**What needs to be done:** Lines with the word "ШИЛЭЭ" are the answer; copy each of them from the data below.

**Excerpted data:**
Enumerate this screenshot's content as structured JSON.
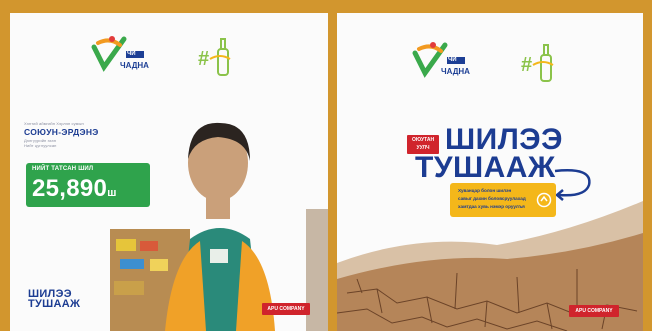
{
  "left_card": {
    "logo_text_1": "ЧИ",
    "logo_text_2": "ЧАДНА",
    "small_text_1": "Хэнтий аймгийн Хэрлэн сумын",
    "name": "СОЮУН-ЭРДЭНЭ",
    "small_text_2": "Дэлгүүрийн эзэн",
    "small_text_3": "Нийт цуглуулсан",
    "total_label": "НИЙТ ТАТСАН ШИЛ",
    "total_value": "25,890",
    "total_unit": "ш",
    "brand_line_1": "ШИЛЭЭ",
    "brand_line_2": "ТУШААЖ",
    "company_tag": "APU COMPANY"
  },
  "right_card": {
    "logo_text_1": "ЧИ",
    "logo_text_2": "ЧАДНА",
    "red_badge_1": "ОЮУТАН",
    "red_badge_2": "УУЛЧ",
    "title_line_1": "ШИЛЭЭ",
    "title_line_2": "ТУШААЖ",
    "yellow_line_1": "Хуванцар болон шилэн",
    "yellow_line_2": "савыг дахин боловсруулахад",
    "yellow_line_3": "хамтдаа хувь нэмэр оруулъя",
    "company_tag": "APU COMPANY"
  }
}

**Result of the exercise:**
    "brand_line_1": "ШИЛЭЭ",
    "title_line_1": "ШИЛЭЭ",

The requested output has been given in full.